New 'super-councils' legislation to be debated at Stormont
Assembly members are due to debate the Local Government Bill next week - the measure which sets out how the planned 11 councils will function.
The elections to the new 'super councils' are expected to take place on 22 May next year, the same day as the European elections.
So on the face of it, the timetable for this bill looks very tight.
Officials hope the bill will make it through all its stages by February or March, but point out that even if there is a hold up, the council elections can go ahead, in any case, in May.
Assuming the elections happen, there will then follow a slightly strange shadow year in which two councils will operate in parallel.
The outgoing 26 councils will continue to carry out their current work, while the 11 incoming councils will sort out where their headquarters will be, how they will take decisions and what level of rates they will set.
Nationalists will be in a majority in western councils and unionists in eastern districts.
But given the size of the new councils almost all of them will include substantial minorities.
With that in mind, the Local Government Bill contains measures intended to protect minorities.
These include rules on sharing out important posts on a council and a procedure by which 15% of councillors can "call in" a decision for further consideration.
There is a clause specifying that certain votes will have to be passed with an 80% majority.
There is also a reference to decisions that "would disproportionately affect adversely any section of the inhabitants of the district", and a requirement for a barrister or solicitor to verify exactly what such a matter might be.
Given the history of recent months at Belfast City Council an obvious question arises.
Should decisions about which flags will fly over the new 11 council headquarters be subjected to "call ins" and 80% votes? If so which flag would command the necessary consensus?
The new Local Government Bill does not answer the question.
Instead, the plan is to specify those areas to which 80% votes and call ins might apply in the councils' statutory rules.
Provisions governing those rules are due to be contained in what is known as subordinate legislation, which is still being worked on.

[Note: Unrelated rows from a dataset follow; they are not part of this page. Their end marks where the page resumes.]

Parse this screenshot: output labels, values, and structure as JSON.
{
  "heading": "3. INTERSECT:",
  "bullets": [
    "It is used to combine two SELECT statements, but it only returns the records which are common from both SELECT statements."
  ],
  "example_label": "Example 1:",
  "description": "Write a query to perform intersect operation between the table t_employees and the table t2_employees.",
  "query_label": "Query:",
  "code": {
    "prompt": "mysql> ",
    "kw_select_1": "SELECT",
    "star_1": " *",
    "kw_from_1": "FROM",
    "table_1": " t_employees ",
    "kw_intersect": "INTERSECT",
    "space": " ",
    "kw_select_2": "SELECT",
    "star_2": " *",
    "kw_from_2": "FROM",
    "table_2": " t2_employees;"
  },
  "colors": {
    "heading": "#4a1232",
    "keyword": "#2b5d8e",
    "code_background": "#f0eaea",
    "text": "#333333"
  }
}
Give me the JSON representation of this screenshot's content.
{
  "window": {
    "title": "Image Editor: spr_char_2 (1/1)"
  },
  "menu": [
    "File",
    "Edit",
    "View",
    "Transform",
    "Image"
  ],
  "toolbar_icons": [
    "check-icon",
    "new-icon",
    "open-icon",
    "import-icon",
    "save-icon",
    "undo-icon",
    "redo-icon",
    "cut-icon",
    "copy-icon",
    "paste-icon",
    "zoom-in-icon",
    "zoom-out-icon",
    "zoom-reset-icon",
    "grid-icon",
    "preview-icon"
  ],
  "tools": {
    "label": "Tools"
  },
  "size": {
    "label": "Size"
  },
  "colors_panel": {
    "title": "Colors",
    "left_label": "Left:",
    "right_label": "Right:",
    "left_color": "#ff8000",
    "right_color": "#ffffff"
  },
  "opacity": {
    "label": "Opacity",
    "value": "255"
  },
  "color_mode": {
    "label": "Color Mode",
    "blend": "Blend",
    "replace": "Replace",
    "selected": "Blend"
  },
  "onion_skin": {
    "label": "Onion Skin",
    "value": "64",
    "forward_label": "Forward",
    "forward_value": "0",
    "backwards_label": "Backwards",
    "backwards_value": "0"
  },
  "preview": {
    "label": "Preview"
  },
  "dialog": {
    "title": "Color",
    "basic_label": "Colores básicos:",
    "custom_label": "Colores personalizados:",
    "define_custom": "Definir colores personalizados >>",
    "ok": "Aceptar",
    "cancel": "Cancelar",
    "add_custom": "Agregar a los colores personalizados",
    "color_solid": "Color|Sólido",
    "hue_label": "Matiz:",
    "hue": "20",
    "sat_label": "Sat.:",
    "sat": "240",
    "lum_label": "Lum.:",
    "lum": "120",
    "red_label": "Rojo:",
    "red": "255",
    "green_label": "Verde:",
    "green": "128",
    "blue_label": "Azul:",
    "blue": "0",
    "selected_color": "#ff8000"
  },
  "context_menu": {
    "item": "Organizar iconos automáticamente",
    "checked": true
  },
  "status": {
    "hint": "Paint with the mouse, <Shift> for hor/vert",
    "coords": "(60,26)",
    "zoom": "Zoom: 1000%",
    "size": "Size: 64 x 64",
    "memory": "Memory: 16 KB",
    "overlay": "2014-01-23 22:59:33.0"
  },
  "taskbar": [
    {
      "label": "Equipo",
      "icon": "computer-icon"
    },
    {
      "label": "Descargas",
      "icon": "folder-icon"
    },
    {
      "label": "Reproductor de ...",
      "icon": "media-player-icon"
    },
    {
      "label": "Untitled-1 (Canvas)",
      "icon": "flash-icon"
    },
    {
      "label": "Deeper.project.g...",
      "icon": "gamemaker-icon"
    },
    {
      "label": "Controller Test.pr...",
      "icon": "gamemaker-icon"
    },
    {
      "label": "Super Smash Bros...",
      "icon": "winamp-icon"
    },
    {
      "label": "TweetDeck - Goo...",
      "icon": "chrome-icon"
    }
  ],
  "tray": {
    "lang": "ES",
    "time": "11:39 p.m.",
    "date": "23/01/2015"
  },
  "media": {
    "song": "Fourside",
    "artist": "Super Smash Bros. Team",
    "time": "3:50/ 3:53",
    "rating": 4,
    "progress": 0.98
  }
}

These orders will be passed by the assembly under what's known as "draft affirmative procedure".
Ordinarily such rules do not attract a great deal of attention. But these ones are likely to prove an exception.